New York @ Chicago, 8pm ET. Unless a gap starts to develop, there are going to be a lot of these games over the next few weeks – where two Eastern Conference rivals battling for a playoff spot run directly into each other. The extra interest here comes from the expected return of Elena Delle Donne from her long layoff due to complications from Lyme disease. She’s not expected to play more than 20 minutes, but it could give the Sky a big boost just to have her back in the fold. Otherwise, we’ll see the usual tussle between Team USA centers Sylvia Fowles and Tina Charles, which is always entertaining. Most teams double Charles with impunity, but Chicago will try to let Fowles handle her on her own most of the time. New York, unfortunately, will frequently slide Charles over and use players like Avery Warley-Talbert to defend Fowles instead. But New York drop defenders in to protect the paint anyway, so Fowles is much less likely to see a single defender to attack. They’ll need their perimeter players to show up and help the offense, whether it’s Epiphanny Prince, Allie Quigley, or, just maybe, Delle Donne.

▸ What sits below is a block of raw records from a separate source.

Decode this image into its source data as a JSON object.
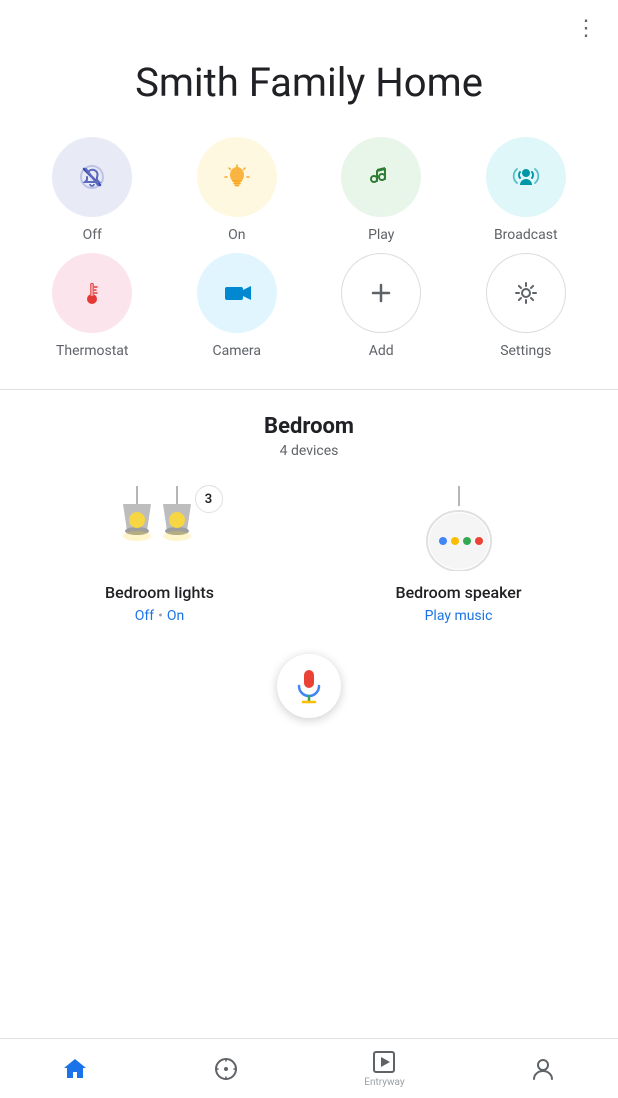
{
  "app": {
    "title": "Smith Family Home"
  },
  "quick_actions": [
    {
      "id": "off",
      "label": "Off",
      "circle_class": "circle-off",
      "icon": "off-icon"
    },
    {
      "id": "on",
      "label": "On",
      "circle_class": "circle-on",
      "icon": "on-icon"
    },
    {
      "id": "play",
      "label": "Play",
      "circle_class": "circle-play",
      "icon": "play-icon"
    },
    {
      "id": "broadcast",
      "label": "Broadcast",
      "circle_class": "circle-broadcast",
      "icon": "broadcast-icon"
    },
    {
      "id": "thermostat",
      "label": "Thermostat",
      "circle_class": "circle-thermostat",
      "icon": "thermostat-icon"
    },
    {
      "id": "camera",
      "label": "Camera",
      "circle_class": "circle-camera",
      "icon": "camera-icon"
    },
    {
      "id": "add",
      "label": "Add",
      "circle_class": "circle-add",
      "icon": "add-icon"
    },
    {
      "id": "settings",
      "label": "Settings",
      "circle_class": "circle-settings",
      "icon": "settings-icon"
    }
  ],
  "room": {
    "name": "Bedroom",
    "device_count": "4 devices"
  },
  "devices": [
    {
      "id": "bedroom-lights",
      "name": "Bedroom lights",
      "status_off": "Off",
      "dot": "•",
      "status_on": "On",
      "badge": "3"
    },
    {
      "id": "bedroom-speaker",
      "name": "Bedroom speaker",
      "action": "Play music"
    }
  ],
  "nav": {
    "home_label": "Home",
    "explore_label": "Explore",
    "media_label": "Media",
    "account_label": "Account",
    "entryway": "Entryway"
  }
}
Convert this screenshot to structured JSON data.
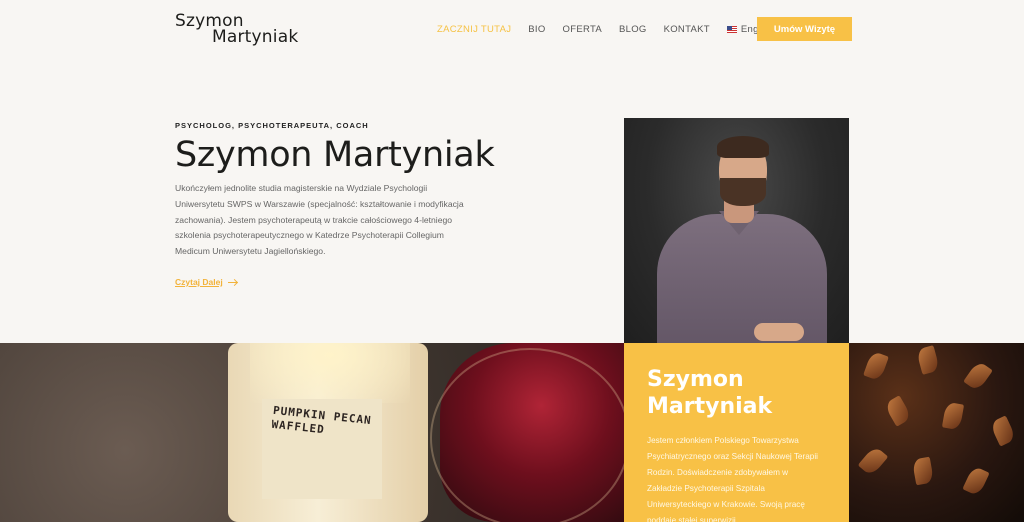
{
  "logo": {
    "line1": "Szymon",
    "line2": "Martyniak"
  },
  "nav": {
    "items": [
      {
        "label": "ZACZNIJ TUTAJ",
        "active": true
      },
      {
        "label": "BIO"
      },
      {
        "label": "OFERTA"
      },
      {
        "label": "BLOG"
      },
      {
        "label": "KONTAKT"
      }
    ],
    "language": "English",
    "cta": "Umów Wizytę"
  },
  "hero": {
    "eyebrow": "PSYCHOLOG, PSYCHOTERAPEUTA, COACH",
    "title": "Szymon Martyniak",
    "text": "Ukończyłem jednolite studia magisterskie na Wydziale Psychologii Uniwersytetu SWPS w Warszawie (specjalność: kształtowanie i modyfikacja zachowania). Jestem psychoterapeutą w trakcie całościowego 4-letniego szkolenia psychoterapeutycznego w Katedrze Psychoterapii Collegium Medicum Uniwersytetu Jagiellońskiego.",
    "read_more": "Czytaj Dalej"
  },
  "candle_label": "PUMPKIN PECAN WAFFLED",
  "info": {
    "title_line1": "Szymon",
    "title_line2": "Martyniak",
    "text": "Jestem członkiem Polskiego Towarzystwa Psychiatrycznego oraz Sekcji Naukowej Terapii Rodzin. Doświadczenie zdobywałem w Zakładzie Psychoterapii Szpitala Uniwersyteckiego w Krakowie. Swoją pracę poddaję stałej superwizji."
  },
  "colors": {
    "accent": "#f8c146",
    "background": "#f8f6f3",
    "text": "#1d1d1b"
  },
  "icons": {
    "arrow": "arrow-right-icon",
    "flag": "us-flag-icon"
  }
}
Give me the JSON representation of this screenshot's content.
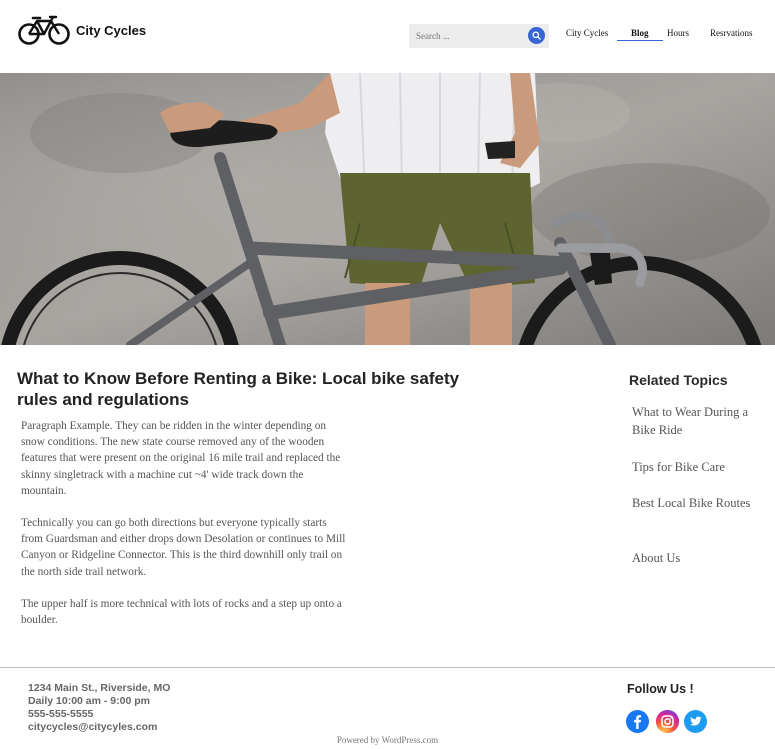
{
  "header": {
    "site_name": "City Cycles",
    "search_placeholder": "Search ...",
    "nav": [
      "City Cycles",
      "Blog",
      "Hours",
      "Resrvations"
    ],
    "active_nav": "Blog",
    "accent_color": "#3866d6"
  },
  "article": {
    "title": "What to Know Before Renting a Bike: Local bike safety rules and regulations",
    "paragraphs": [
      "Paragraph Example. They can be ridden in the winter depending on snow conditions. The new state course removed any of the wooden features that were present on the original 16 mile trail and replaced the skinny singletrack with a machine cut ~4' wide track down the mountain.",
      "Technically you can go both directions but everyone typically starts from Guardsman and either drops down Desolation or continues to Mill Canyon or Ridgeline Connector. This is the third downhill only trail on the north side trail network.",
      "The upper half is more technical with lots of rocks and a step up onto a boulder."
    ]
  },
  "sidebar": {
    "title": "Related Topics",
    "links": [
      "What to Wear During a Bike Ride",
      "Tips for Bike Care",
      "Best Local Bike Routes",
      "About Us"
    ]
  },
  "footer": {
    "address": "1234 Main St., Riverside, MO",
    "hours": "Daily 10:00 am - 9:00 pm",
    "phone": "555-555-5555",
    "email": "citycycles@citycyles.com",
    "follow_title": "Follow Us !",
    "social": [
      "facebook-icon",
      "instagram-icon",
      "twitter-icon"
    ],
    "powered": "Powered by WordPress.com"
  }
}
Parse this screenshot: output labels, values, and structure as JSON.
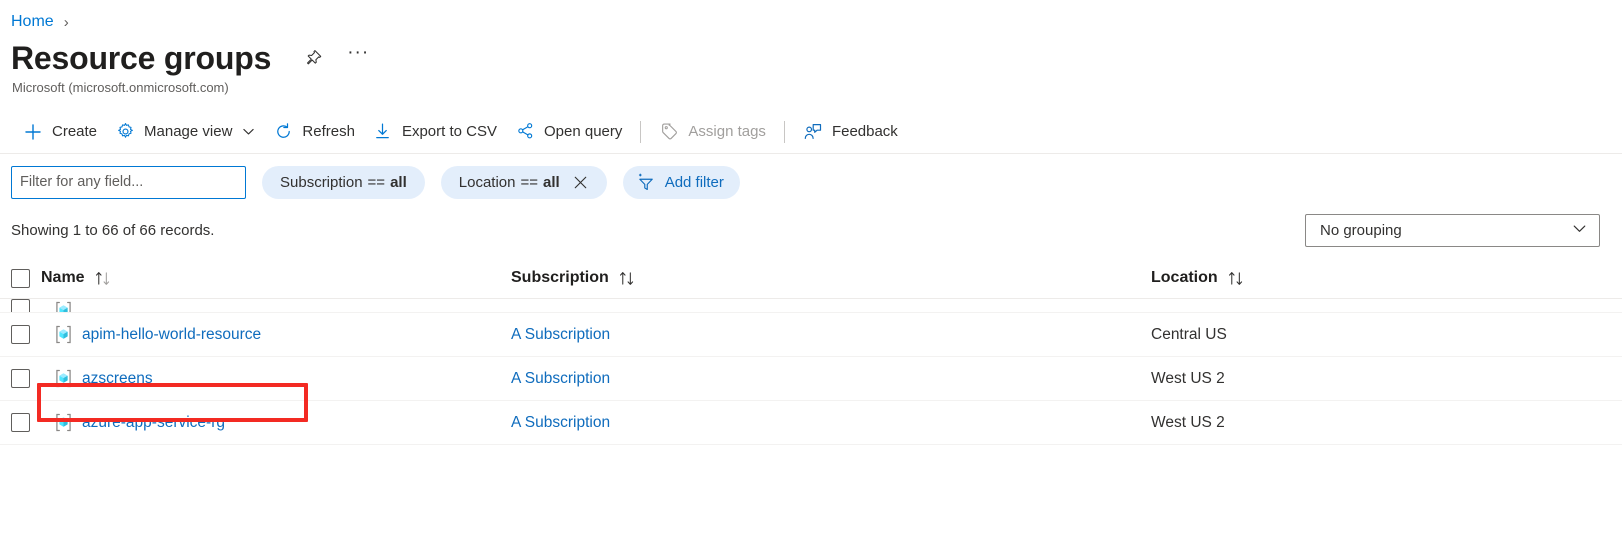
{
  "breadcrumb": {
    "home_label": "Home",
    "separator": "›"
  },
  "header": {
    "title": "Resource groups",
    "subtitle": "Microsoft (microsoft.onmicrosoft.com)",
    "pin_icon": "pin-icon",
    "more_icon": "ellipsis-icon",
    "more_label": "···"
  },
  "toolbar": {
    "items": [
      {
        "id": "create",
        "label": "Create",
        "icon": "plus-icon",
        "disabled": false,
        "chevron": false
      },
      {
        "id": "manage-view",
        "label": "Manage view",
        "icon": "gear-icon",
        "disabled": false,
        "chevron": true
      },
      {
        "id": "refresh",
        "label": "Refresh",
        "icon": "refresh-icon",
        "disabled": false,
        "chevron": false
      },
      {
        "id": "export-to-csv",
        "label": "Export to CSV",
        "icon": "download-icon",
        "disabled": false,
        "chevron": false
      },
      {
        "id": "open-query",
        "label": "Open query",
        "icon": "share-node-icon",
        "disabled": false,
        "chevron": false
      },
      {
        "id": "assign-tags",
        "label": "Assign tags",
        "icon": "tag-icon",
        "disabled": true,
        "chevron": false
      },
      {
        "id": "feedback",
        "label": "Feedback",
        "icon": "feedback-icon",
        "disabled": false,
        "chevron": false
      }
    ]
  },
  "filters": {
    "search_placeholder": "Filter for any field...",
    "search_value": "",
    "chips": [
      {
        "id": "subscription",
        "field": "Subscription",
        "operator": "==",
        "value": "all",
        "removable": false
      },
      {
        "id": "location",
        "field": "Location",
        "operator": "==",
        "value": "all",
        "removable": true
      }
    ],
    "add_filter_label": "Add filter"
  },
  "summary": {
    "records_text": "Showing 1 to 66 of 66 records.",
    "grouping_value": "No grouping"
  },
  "table": {
    "columns": [
      {
        "id": "name",
        "label": "Name",
        "sortable": true
      },
      {
        "id": "subscription",
        "label": "Subscription",
        "sortable": true
      },
      {
        "id": "location",
        "label": "Location",
        "sortable": true
      }
    ],
    "rows": [
      {
        "name": "",
        "subscription": "",
        "location": "",
        "partial": true,
        "highlighted": false
      },
      {
        "name": "apim-hello-world-resource",
        "subscription": "A Subscription",
        "location": "Central US",
        "partial": false,
        "highlighted": true
      },
      {
        "name": "azscreens",
        "subscription": "A Subscription",
        "location": "West US 2",
        "partial": false,
        "highlighted": false
      },
      {
        "name": "azure-app-service-rg",
        "subscription": "A Subscription",
        "location": "West US 2",
        "partial": false,
        "highlighted": false
      }
    ]
  },
  "colors": {
    "accent": "#0078d4",
    "link": "#0f6cbd",
    "annotation": "#f32a23",
    "chip_bg": "#e3eefb",
    "disabled": "#a19f9d"
  }
}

Indiana @ Seattle, 10pm ET. The 2014 season is slipping away from the Storm. The schedule was tough on them early on, with a lot of road games, but they haven’t managed to take advantage of the home-heavy slate that naturally followed in the latter part of the year. In fact, they’ve lost their last six in a row, four of which were at home. The Fever haven’t been great lately either, playing some pretty poor basketball since the all-star break, so they’ll see this as a good opportunity to pick up a win and produce a better performance. Watch the secondary rotations defensively for both teams, where both have broken down at times this year. When an opponent is running a pick-and-roll against you, the first rotation is usually pretty straightforward defensively. You know where the space is likely to be, and who should be filling it. The problem is that next player over who’s left open by the initial rotating defender, and the recovery to get everyone lined up if you stop the first action. The team that makes that second defensive move better in this game probably wins.